The future success of every Major League team lies largely in its Minor League pipeline. With that in mind, MLB.com is looking at each team's farm system, from the top 20 prospects to under the radar types.
The Reds aren't shy about promoting their prospects early, and they certainly aren't reluctant to package them in blockbuster trades. Cincinnati used that latter route to acquire Mat Latos earlier in the winter, but the Reds still have a fertile farm system that should yield immediate dividends.
Devin Mesoraco, for instance, is expected to compete for the starting catcher's job in Spring Training, and Zack Cozart will get a long look at shortstop. Chris Buckley, Cincinnati's senior director of amateur scouting, sees an organization filled with interesting talent from top to bottom.
"We took a hit on star power, but the depth is still good. We still think we're in good shape," he said. "They can't all play for us. How many teams can come up with a match to get Mat Latos?"
Cincinnati packaged Yonder Alonso, Yasmani Grandal and Brad Boxberger in that trade, and yet it still has dynamic infielder Billy Hamilton developing in the low Minors. Hamilton, a former second-round draftee, stole 103 bases for Class A Dayton and is still growing into his game.
"Billy Hamilton has a chance to be an outstanding player, a leadoff-type guy," said Buckley. "If he's not the fastest player I've been around, he's on the short list. It's so hard even in Class A to steal 100 bases. Everyone in the world knows you're stealing, but he just has game-changing speed."
Mesoraco, a former first-round draftee, batted .289 with 15 homers for Triple-A Louisville last season and is expected to share the big league job with veteran Ryan Hanigan. Cozart had his year cut short by surgery on his left elbow and is expected to be healthy in time for Spring Training.
Top 20 Prospects:

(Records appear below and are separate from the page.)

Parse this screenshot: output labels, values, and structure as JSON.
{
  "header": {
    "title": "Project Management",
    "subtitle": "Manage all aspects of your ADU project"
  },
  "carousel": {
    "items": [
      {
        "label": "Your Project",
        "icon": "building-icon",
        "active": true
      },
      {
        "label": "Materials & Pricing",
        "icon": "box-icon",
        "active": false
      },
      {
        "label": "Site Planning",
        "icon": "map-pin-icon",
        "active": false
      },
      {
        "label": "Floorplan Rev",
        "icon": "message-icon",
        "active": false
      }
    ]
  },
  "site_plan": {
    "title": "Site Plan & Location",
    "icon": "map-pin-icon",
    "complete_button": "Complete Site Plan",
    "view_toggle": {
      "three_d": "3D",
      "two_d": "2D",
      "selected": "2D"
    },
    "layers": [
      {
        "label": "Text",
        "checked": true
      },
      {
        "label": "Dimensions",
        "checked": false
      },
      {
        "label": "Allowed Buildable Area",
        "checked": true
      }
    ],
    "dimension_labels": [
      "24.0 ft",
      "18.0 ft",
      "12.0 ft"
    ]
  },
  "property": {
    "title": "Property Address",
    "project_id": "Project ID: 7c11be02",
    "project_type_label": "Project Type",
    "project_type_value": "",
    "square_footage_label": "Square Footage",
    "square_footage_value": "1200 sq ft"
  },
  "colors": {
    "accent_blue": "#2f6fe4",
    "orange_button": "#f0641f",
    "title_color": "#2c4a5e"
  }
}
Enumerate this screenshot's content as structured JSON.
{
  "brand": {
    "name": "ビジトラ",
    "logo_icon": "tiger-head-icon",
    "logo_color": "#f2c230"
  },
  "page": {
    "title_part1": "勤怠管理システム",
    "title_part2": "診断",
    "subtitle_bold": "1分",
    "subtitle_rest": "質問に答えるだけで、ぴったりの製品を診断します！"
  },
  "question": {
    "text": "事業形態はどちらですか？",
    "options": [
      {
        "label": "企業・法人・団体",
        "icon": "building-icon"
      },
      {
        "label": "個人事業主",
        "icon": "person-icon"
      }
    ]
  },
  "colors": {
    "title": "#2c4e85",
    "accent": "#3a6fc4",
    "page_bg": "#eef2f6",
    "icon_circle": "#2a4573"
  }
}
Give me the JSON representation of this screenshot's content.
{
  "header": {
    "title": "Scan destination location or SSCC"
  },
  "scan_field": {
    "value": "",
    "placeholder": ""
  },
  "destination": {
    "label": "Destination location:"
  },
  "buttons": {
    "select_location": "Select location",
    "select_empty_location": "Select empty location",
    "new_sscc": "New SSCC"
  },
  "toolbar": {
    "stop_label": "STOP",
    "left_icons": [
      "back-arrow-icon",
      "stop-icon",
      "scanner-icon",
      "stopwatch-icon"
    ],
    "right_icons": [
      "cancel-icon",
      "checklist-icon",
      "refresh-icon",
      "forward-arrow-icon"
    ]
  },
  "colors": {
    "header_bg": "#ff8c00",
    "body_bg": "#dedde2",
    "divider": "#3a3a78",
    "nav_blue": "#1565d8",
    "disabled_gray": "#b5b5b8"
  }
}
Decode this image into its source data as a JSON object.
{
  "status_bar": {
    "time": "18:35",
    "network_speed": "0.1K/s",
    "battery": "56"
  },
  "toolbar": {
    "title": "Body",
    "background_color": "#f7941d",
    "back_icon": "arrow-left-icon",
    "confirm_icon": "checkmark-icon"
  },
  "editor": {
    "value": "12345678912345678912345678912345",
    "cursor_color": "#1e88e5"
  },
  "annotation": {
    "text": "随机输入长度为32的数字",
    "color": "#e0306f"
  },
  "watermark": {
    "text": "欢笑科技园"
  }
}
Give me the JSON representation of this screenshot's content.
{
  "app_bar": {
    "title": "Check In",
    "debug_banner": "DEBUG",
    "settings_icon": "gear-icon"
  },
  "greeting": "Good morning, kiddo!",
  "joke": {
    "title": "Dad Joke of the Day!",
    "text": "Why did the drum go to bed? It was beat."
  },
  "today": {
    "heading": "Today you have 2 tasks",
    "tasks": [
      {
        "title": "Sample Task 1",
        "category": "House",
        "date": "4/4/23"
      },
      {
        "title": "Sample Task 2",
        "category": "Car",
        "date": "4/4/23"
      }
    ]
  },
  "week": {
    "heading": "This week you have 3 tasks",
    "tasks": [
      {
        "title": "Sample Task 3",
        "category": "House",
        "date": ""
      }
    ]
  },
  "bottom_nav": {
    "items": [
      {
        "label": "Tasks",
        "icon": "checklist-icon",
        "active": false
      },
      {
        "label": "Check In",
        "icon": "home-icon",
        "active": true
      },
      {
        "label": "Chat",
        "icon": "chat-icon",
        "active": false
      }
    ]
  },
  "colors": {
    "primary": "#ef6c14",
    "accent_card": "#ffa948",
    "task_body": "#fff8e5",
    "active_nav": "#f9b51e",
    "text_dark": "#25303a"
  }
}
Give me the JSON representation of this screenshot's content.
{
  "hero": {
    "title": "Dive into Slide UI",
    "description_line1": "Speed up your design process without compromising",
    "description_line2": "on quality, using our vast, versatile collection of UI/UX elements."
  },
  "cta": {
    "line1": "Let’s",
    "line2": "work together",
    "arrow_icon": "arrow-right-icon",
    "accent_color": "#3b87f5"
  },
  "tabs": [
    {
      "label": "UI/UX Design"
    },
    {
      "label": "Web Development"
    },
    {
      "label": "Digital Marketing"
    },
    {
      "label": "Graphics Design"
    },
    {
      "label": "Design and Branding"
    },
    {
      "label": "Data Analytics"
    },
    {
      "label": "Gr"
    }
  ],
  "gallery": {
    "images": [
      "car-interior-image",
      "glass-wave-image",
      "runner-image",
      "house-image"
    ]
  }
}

Even after trading Boxberger and seeing Aroldis Chapman graduate to the Majors, the Reds still have potential impact arms in Robert Stephenson and Daniel Corcino. Stephenson, last year's first-round draftee, signed too late to play last year and will make his pro debut this season.
Corcino is another pitcher out of the Johnny Cueto mold, and Buckley described him as "a smaller right-handed pitcher with obnoxious stuff." Corcino works between 93 and 97 mph on his fastball, and the 21-year-old struck out 156 batters in 26 starts for Dayton last year.
J.C. Sulbaran is another interesting arm, and he'll be tested against upper-level hitters for the first time next season. The Reds also have intriguing position players in defensive shortstop Didi Gregorious and corner masher Neftali Soto, who hit 30 homers at Double-A Carolina last year.
reds' top prospects
If not for Hamilton, the accomplishments of Ryan LaMarre and Brodie Greene might get more recognition. LaMarre, a speedy center fielder, stole 52 bases for Class A Bakersfield last year, while Greene, a shortstop, hit 14 home runs and stole 36 bases for Double-A Carolina.
Under the radar:
The Reds took third baseman Gabriel Rosa in the second round of last June's First-Year Player Draft, and he went on to bat .245 in 28 games for the club's Rookie-level affiliate in Arizona.
"The physical tools are there and he's projectable," said Buckley. "He's a 4.2 runner to first base from the right side and he has a plus arm. He just has to master the strike zone."
Third baseman David Vidal was part of Hamilton's supporting cast at Class A Dayton last season, and he broke out with a .280 batting average, 20 home runs and 37 doubles. Vidal will get a chance for a high-octane encore in the explosive environment of the Class A California League.
Hitter of the Year
Hamilton is quite simply one of the most exciting players in the Minor Leagues, but he still has some holes in his game. The 21-year-old made 39 errors last season, and he'll have to prove that his brand of offense -- hitting it on the ground and flying to first -- will work against better pitchers.
Hamilton struck out 133 times and drew just 52 walks in 135 games last year, and the Reds would like to see him be more selective. No big league player has stolen 80 bases since the 1988 season, but if Hamilton can keep hitting in the Minors, he may get a chance to challenge that trend.
Pitcher of the Year
Corcino, like Cueto a product of Cincinnati's scouting in the Dominican Republic, made a huge step forward last season at Dayton. The right-hander had struggled with walks prior to last season, but he managed to post a career-best strikeout-to-walk ratio (4.59) in 26 starts.
If he can maintain command of the strike zone, Corcino could rise quickly through the system, giving the Reds another ingredient for the big league rotation or for inclusion in a trade.
Spencer Fordin is a reporter for MLB.com. This story was not subject to the approval of Major League Baseball or its clubs.